→ **WORK ORDER**:
Exclude all pictures from your copy of the data below, which should otherwise match exactly.
===
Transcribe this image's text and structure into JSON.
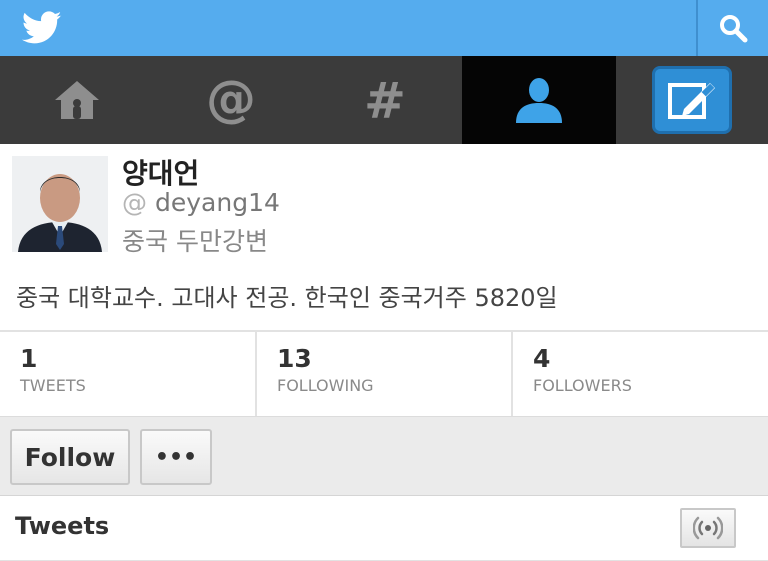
{
  "topbar": {
    "logo_icon": "twitter-bird-icon",
    "search_icon": "search-icon",
    "bg_color": "#55acee"
  },
  "nav": {
    "tabs": [
      {
        "name": "home",
        "icon": "home-icon",
        "active": false
      },
      {
        "name": "connect",
        "icon": "at-icon",
        "active": false
      },
      {
        "name": "discover",
        "icon": "hashtag-icon",
        "active": false
      },
      {
        "name": "me",
        "icon": "user-icon",
        "active": true
      },
      {
        "name": "compose",
        "icon": "compose-icon",
        "active": false
      }
    ]
  },
  "profile": {
    "name": "양대언",
    "at": "@",
    "handle": "deyang14",
    "location": "중국 두만강변",
    "bio": "중국 대학교수. 고대사 전공. 한국인 중국거주 5820일"
  },
  "stats": [
    {
      "value": "1",
      "label": "TWEETS"
    },
    {
      "value": "13",
      "label": "FOLLOWING"
    },
    {
      "value": "4",
      "label": "FOLLOWERS"
    }
  ],
  "actions": {
    "follow_label": "Follow",
    "more_label": "•••"
  },
  "tweets": {
    "title": "Tweets",
    "refresh_icon": "refresh-icon"
  }
}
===
→ **ANSWER FOR THIS EXERCISE**:
Transcribe this image's text and structure into JSON.
{
  "topbar": {
    "logo_icon": "twitter-bird-icon",
    "search_icon": "search-icon",
    "bg_color": "#55acee"
  },
  "nav": {
    "tabs": [
      {
        "name": "home",
        "icon": "home-icon",
        "active": false
      },
      {
        "name": "connect",
        "icon": "at-icon",
        "active": false
      },
      {
        "name": "discover",
        "icon": "hashtag-icon",
        "active": false
      },
      {
        "name": "me",
        "icon": "user-icon",
        "active": true
      },
      {
        "name": "compose",
        "icon": "compose-icon",
        "active": false
      }
    ]
  },
  "profile": {
    "name": "양대언",
    "at": "@",
    "handle": "deyang14",
    "location": "중국 두만강변",
    "bio": "중국 대학교수. 고대사 전공. 한국인 중국거주 5820일"
  },
  "stats": [
    {
      "value": "1",
      "label": "TWEETS"
    },
    {
      "value": "13",
      "label": "FOLLOWING"
    },
    {
      "value": "4",
      "label": "FOLLOWERS"
    }
  ],
  "actions": {
    "follow_label": "Follow",
    "more_label": "•••"
  },
  "tweets": {
    "title": "Tweets",
    "refresh_icon": "refresh-icon"
  }
}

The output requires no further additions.